── Extracted information ──

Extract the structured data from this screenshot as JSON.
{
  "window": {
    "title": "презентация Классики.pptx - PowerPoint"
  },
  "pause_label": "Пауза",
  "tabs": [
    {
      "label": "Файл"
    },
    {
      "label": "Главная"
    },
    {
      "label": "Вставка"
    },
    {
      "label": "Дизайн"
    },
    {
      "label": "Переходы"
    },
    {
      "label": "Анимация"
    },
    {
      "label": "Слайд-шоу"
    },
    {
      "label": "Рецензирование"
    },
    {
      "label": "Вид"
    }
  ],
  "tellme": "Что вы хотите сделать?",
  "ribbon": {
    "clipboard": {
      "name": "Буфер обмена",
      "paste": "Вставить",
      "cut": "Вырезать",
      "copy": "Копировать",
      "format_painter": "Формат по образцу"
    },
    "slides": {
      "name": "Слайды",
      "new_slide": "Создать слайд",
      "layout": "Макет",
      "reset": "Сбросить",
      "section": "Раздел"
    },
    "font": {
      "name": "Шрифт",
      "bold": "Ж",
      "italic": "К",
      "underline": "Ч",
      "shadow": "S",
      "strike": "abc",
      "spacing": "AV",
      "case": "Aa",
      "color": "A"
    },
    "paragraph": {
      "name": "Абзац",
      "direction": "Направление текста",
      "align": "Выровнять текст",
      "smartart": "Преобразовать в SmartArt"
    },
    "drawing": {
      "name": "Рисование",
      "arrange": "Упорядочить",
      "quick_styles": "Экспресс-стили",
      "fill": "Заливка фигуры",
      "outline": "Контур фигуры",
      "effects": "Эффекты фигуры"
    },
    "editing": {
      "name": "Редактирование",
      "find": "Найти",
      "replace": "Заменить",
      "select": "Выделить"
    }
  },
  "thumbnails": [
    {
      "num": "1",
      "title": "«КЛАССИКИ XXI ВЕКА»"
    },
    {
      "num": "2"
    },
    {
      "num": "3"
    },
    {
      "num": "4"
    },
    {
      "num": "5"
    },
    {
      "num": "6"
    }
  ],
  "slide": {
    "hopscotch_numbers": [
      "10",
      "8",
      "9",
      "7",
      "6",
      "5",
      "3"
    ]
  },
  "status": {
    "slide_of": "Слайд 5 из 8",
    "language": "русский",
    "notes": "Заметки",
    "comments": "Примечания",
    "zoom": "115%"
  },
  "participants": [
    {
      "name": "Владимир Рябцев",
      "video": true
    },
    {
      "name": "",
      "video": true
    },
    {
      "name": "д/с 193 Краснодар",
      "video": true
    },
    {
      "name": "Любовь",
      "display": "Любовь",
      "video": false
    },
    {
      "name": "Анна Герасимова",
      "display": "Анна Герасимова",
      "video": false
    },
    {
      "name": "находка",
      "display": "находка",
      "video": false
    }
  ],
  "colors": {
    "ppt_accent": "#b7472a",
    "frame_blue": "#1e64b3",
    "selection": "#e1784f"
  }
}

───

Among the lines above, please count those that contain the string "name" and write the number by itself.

12